*** SUPPLIED DATA ***

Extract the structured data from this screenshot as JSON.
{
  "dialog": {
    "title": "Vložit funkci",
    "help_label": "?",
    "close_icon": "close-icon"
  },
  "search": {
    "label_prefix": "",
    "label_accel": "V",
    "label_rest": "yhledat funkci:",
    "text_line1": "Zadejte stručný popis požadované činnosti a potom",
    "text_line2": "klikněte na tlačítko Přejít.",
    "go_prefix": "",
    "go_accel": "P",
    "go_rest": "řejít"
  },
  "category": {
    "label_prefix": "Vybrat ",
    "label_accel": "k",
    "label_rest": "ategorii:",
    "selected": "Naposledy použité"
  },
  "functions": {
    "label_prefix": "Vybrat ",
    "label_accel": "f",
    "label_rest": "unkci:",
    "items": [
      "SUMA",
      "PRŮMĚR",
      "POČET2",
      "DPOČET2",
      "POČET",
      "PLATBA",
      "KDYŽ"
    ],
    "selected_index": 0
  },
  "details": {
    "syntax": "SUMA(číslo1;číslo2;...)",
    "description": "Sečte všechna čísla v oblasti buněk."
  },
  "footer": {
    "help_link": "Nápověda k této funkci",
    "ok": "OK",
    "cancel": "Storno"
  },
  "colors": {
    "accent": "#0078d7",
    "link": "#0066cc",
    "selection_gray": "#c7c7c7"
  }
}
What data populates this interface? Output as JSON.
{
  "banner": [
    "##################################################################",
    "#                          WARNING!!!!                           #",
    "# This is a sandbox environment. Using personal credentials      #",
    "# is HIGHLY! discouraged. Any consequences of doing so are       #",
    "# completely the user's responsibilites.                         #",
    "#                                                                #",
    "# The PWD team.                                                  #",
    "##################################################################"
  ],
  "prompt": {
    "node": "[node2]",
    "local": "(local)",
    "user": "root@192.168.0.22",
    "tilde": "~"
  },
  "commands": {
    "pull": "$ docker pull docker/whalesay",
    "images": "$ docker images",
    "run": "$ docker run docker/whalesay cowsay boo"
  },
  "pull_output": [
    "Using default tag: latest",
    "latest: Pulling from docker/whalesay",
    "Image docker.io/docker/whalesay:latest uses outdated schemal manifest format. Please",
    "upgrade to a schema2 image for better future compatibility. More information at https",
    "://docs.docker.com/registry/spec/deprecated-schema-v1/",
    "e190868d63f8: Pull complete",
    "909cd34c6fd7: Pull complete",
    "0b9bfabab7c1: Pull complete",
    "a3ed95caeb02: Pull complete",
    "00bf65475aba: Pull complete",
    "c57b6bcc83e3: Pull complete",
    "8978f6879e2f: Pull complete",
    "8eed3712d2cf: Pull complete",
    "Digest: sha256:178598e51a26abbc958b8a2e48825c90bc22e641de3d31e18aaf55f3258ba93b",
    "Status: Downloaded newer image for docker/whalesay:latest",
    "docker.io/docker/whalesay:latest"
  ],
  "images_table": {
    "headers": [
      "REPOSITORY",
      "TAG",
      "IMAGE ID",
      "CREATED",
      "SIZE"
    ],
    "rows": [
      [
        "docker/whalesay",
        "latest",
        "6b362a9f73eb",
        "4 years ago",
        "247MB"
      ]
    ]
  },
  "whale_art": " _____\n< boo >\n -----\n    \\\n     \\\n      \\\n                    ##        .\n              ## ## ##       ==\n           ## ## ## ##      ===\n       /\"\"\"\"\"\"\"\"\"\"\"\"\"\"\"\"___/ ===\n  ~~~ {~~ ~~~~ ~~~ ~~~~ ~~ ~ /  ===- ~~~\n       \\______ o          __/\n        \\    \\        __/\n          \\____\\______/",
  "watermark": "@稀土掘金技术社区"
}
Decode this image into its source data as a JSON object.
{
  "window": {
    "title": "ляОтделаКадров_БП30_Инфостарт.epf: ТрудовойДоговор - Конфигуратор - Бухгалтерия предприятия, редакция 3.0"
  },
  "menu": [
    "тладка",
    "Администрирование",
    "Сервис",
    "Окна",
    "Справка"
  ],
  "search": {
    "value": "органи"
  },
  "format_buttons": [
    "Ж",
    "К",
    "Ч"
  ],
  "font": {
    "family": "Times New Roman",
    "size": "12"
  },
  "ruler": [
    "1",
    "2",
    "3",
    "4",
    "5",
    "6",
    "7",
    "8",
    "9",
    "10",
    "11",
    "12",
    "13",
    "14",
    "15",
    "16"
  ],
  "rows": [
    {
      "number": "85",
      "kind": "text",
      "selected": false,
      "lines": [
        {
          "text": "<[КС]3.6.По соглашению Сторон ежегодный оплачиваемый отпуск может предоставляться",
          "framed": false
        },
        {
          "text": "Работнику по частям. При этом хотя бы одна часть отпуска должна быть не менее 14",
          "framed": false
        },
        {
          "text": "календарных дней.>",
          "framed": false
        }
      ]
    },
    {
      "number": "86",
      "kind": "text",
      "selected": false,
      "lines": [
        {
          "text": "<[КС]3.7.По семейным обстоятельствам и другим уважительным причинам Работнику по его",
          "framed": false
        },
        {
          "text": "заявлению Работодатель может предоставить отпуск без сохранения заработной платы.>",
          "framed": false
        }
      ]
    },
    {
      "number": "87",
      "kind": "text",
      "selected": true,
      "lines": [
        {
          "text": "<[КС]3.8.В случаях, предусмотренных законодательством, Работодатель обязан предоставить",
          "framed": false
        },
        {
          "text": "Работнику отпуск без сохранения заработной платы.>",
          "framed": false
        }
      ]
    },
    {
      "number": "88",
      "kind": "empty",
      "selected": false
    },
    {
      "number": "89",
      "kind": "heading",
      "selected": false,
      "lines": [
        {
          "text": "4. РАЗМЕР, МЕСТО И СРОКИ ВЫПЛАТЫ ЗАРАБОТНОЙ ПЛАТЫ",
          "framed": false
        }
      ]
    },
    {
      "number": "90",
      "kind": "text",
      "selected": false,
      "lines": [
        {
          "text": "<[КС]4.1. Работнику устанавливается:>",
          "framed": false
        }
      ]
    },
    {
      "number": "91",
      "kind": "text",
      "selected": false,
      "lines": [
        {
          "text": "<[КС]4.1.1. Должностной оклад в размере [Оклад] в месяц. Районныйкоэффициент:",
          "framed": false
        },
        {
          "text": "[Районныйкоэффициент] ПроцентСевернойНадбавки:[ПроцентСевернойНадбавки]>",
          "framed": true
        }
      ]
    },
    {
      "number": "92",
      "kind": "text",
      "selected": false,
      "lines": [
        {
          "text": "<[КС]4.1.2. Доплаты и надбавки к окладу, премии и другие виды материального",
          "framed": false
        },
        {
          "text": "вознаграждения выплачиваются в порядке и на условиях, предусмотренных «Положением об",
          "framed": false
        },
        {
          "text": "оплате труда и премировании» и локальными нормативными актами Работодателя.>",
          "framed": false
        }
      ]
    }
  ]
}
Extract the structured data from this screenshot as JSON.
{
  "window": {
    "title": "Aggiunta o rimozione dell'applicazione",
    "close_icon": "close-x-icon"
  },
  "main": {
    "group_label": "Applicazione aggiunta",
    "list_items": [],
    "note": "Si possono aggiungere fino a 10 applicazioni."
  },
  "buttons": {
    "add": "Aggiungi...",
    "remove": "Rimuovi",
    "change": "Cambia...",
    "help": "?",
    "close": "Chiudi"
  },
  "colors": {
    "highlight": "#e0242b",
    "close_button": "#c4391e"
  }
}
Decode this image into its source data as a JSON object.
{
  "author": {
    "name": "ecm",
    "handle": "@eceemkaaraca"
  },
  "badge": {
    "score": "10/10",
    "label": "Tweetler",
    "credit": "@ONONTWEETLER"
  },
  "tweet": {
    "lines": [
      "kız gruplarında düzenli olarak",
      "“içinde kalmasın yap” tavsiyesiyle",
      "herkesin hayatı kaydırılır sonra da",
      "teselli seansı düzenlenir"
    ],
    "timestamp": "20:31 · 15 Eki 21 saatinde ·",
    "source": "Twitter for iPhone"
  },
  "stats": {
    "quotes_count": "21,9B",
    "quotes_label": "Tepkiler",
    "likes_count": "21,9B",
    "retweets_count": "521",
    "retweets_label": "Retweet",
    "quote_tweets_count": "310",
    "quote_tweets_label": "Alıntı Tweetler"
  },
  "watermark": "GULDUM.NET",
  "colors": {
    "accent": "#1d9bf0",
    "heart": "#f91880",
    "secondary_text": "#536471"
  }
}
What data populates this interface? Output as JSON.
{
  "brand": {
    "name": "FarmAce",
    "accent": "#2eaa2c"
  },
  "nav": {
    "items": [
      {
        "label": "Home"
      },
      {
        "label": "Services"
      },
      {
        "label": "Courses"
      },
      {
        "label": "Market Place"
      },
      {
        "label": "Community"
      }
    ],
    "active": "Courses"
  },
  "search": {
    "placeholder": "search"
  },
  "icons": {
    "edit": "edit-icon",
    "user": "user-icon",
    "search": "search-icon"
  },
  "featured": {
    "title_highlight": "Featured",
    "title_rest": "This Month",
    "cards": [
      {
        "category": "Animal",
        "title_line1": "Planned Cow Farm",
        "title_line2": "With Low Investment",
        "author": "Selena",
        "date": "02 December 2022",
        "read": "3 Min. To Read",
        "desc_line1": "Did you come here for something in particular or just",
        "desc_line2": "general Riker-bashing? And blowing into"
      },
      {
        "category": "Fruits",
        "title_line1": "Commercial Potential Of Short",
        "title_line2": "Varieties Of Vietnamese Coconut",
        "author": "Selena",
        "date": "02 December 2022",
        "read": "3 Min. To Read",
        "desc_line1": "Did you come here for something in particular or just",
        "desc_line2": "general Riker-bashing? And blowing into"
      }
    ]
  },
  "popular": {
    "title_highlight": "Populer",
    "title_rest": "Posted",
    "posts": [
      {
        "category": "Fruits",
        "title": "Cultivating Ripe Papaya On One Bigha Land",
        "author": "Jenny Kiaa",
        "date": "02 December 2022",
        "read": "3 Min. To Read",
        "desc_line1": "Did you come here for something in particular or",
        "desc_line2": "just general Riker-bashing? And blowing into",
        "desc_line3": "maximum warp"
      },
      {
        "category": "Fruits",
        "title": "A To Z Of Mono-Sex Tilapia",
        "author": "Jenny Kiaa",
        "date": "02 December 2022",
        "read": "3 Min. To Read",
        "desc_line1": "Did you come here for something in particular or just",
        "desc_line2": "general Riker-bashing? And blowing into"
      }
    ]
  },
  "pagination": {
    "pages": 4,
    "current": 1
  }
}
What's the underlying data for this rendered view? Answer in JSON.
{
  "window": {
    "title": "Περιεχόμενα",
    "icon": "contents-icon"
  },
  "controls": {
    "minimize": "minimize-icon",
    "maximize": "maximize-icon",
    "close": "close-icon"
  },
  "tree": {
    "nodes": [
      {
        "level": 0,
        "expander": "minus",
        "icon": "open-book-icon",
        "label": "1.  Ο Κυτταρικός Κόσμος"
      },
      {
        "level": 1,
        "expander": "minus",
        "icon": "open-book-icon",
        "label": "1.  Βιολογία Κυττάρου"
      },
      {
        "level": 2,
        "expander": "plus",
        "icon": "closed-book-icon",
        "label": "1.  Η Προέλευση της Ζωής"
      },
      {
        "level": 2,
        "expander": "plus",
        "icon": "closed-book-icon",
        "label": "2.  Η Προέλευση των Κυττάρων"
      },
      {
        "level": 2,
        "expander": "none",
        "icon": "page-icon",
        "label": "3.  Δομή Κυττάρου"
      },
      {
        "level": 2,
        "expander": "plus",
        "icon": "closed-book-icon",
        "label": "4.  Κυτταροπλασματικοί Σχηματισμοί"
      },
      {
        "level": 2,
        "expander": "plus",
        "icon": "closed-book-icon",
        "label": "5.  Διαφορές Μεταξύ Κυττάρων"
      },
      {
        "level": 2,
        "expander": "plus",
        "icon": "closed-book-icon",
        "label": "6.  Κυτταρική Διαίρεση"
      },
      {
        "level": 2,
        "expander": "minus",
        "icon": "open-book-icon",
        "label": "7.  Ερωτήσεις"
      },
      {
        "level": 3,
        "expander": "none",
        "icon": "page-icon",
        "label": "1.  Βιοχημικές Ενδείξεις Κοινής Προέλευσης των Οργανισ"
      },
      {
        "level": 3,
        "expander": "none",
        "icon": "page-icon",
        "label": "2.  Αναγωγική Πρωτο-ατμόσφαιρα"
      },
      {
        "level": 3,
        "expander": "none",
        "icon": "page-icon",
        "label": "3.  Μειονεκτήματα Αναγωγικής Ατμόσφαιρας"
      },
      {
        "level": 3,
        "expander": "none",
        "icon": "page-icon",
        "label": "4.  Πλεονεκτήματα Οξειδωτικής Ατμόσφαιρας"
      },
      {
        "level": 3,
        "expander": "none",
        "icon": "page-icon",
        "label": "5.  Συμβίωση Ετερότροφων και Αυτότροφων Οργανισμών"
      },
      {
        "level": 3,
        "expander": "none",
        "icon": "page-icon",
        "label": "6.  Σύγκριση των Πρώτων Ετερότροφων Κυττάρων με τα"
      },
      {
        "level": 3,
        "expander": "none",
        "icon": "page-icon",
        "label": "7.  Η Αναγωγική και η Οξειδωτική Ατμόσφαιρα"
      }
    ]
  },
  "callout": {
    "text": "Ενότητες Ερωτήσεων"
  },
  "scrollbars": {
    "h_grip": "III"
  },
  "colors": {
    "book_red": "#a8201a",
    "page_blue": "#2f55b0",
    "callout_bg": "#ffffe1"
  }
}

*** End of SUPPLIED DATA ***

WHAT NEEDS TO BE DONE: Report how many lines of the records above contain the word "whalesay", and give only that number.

WRITTEN SOLUTION: 7